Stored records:

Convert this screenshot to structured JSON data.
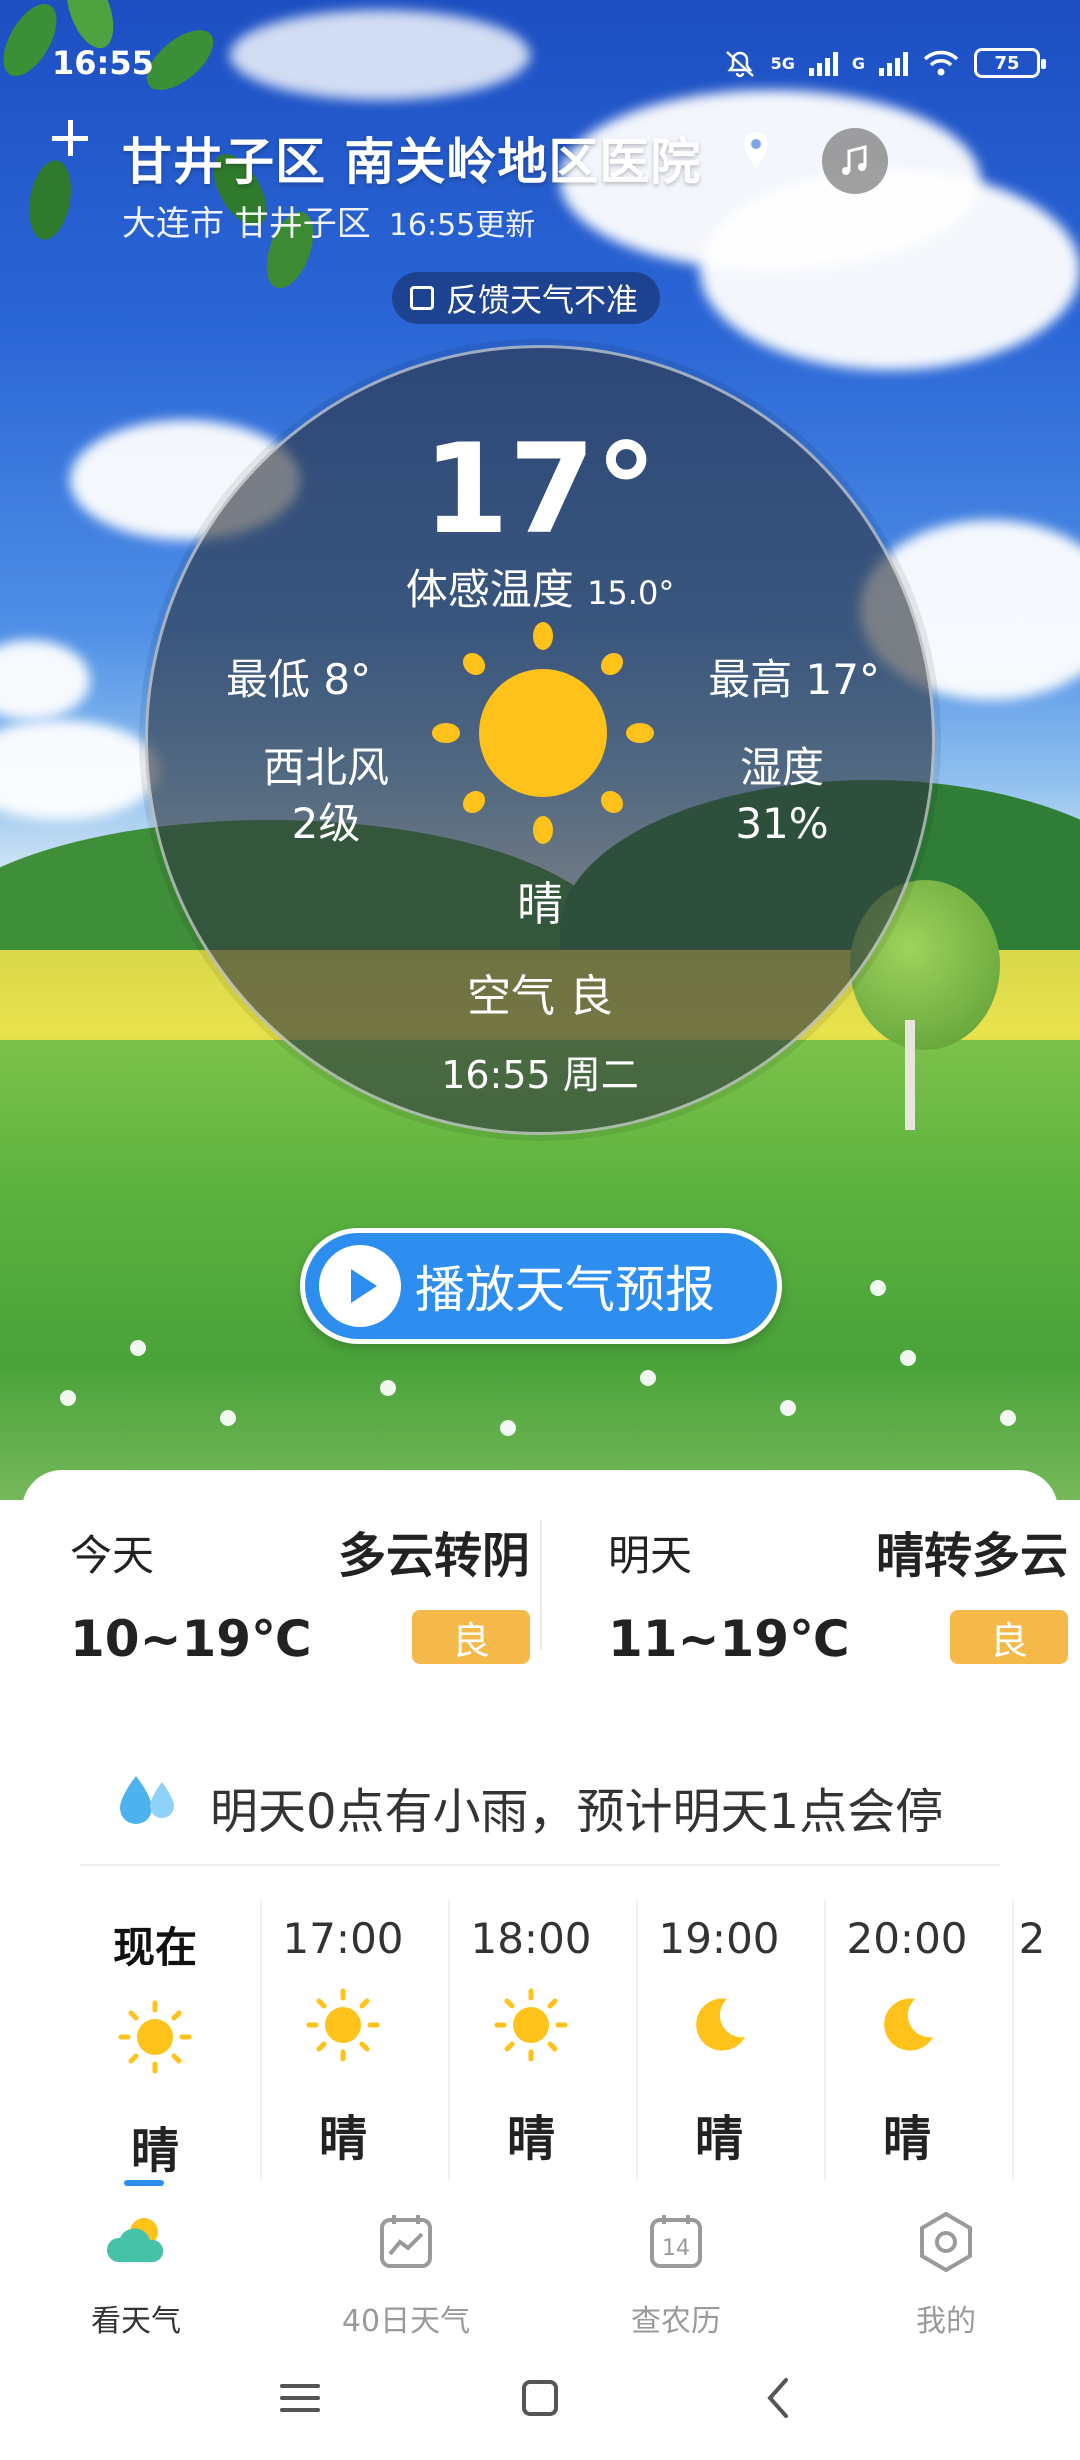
{
  "status_bar": {
    "time": "16:55",
    "network_1": "5G",
    "network_2": "G",
    "battery": "75"
  },
  "header": {
    "location": "甘井子区 南关岭地区医院",
    "city": "大连市 甘井子区",
    "updated": "16:55更新",
    "feedback_label": "反馈天气不准"
  },
  "current": {
    "temperature": "17°",
    "feels_like_label": "体感温度",
    "feels_like_value": "15.0°",
    "low_label": "最低 8°",
    "high_label": "最高 17°",
    "wind_dir": "西北风",
    "wind_level": "2级",
    "humidity_label": "湿度",
    "humidity_value": "31%",
    "condition": "晴",
    "air_label": "空气 良",
    "datetime": "16:55 周二"
  },
  "play_button": {
    "label": "播放天气预报"
  },
  "forecast": {
    "today": {
      "label": "今天",
      "desc": "多云转阴",
      "range": "10~19℃",
      "aqi": "良"
    },
    "tomorrow": {
      "label": "明天",
      "desc": "晴转多云",
      "range": "11~19℃",
      "aqi": "良"
    }
  },
  "notice": {
    "text": "明天0点有小雨，预计明天1点会停"
  },
  "hourly": [
    {
      "time": "现在",
      "icon": "sun-icon",
      "cond": "晴"
    },
    {
      "time": "17:00",
      "icon": "sun-icon",
      "cond": "晴"
    },
    {
      "time": "18:00",
      "icon": "sun-icon",
      "cond": "晴"
    },
    {
      "time": "19:00",
      "icon": "moon-icon",
      "cond": "晴"
    },
    {
      "time": "20:00",
      "icon": "moon-icon",
      "cond": "晴"
    },
    {
      "time": "2",
      "icon": "",
      "cond": ""
    }
  ],
  "bottom_nav": [
    {
      "label": "看天气",
      "icon": "cloud-sun-icon",
      "active": true
    },
    {
      "label": "40日天气",
      "icon": "chart-calendar-icon",
      "active": false
    },
    {
      "label": "查农历",
      "icon": "calendar-14-icon",
      "day": "14",
      "active": false
    },
    {
      "label": "我的",
      "icon": "hexagon-settings-icon",
      "active": false
    }
  ],
  "colors": {
    "accent_blue": "#2d8ef0",
    "aqi_badge": "#f5b94a",
    "sun_yellow": "#ffc21a"
  }
}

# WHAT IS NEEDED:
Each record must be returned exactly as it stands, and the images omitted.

# TASK RESULT:
Convert this screenshot to structured JSON data.
{
  "status_bar": {
    "time": "16:55",
    "network_1": "5G",
    "network_2": "G",
    "battery": "75"
  },
  "header": {
    "location": "甘井子区 南关岭地区医院",
    "city": "大连市 甘井子区",
    "updated": "16:55更新",
    "feedback_label": "反馈天气不准"
  },
  "current": {
    "temperature": "17°",
    "feels_like_label": "体感温度",
    "feels_like_value": "15.0°",
    "low_label": "最低 8°",
    "high_label": "最高 17°",
    "wind_dir": "西北风",
    "wind_level": "2级",
    "humidity_label": "湿度",
    "humidity_value": "31%",
    "condition": "晴",
    "air_label": "空气 良",
    "datetime": "16:55 周二"
  },
  "play_button": {
    "label": "播放天气预报"
  },
  "forecast": {
    "today": {
      "label": "今天",
      "desc": "多云转阴",
      "range": "10~19℃",
      "aqi": "良"
    },
    "tomorrow": {
      "label": "明天",
      "desc": "晴转多云",
      "range": "11~19℃",
      "aqi": "良"
    }
  },
  "notice": {
    "text": "明天0点有小雨，预计明天1点会停"
  },
  "hourly": [
    {
      "time": "现在",
      "icon": "sun-icon",
      "cond": "晴"
    },
    {
      "time": "17:00",
      "icon": "sun-icon",
      "cond": "晴"
    },
    {
      "time": "18:00",
      "icon": "sun-icon",
      "cond": "晴"
    },
    {
      "time": "19:00",
      "icon": "moon-icon",
      "cond": "晴"
    },
    {
      "time": "20:00",
      "icon": "moon-icon",
      "cond": "晴"
    },
    {
      "time": "2",
      "icon": "",
      "cond": ""
    }
  ],
  "bottom_nav": [
    {
      "label": "看天气",
      "icon": "cloud-sun-icon",
      "active": true
    },
    {
      "label": "40日天气",
      "icon": "chart-calendar-icon",
      "active": false
    },
    {
      "label": "查农历",
      "icon": "calendar-14-icon",
      "day": "14",
      "active": false
    },
    {
      "label": "我的",
      "icon": "hexagon-settings-icon",
      "active": false
    }
  ],
  "colors": {
    "accent_blue": "#2d8ef0",
    "aqi_badge": "#f5b94a",
    "sun_yellow": "#ffc21a"
  }
}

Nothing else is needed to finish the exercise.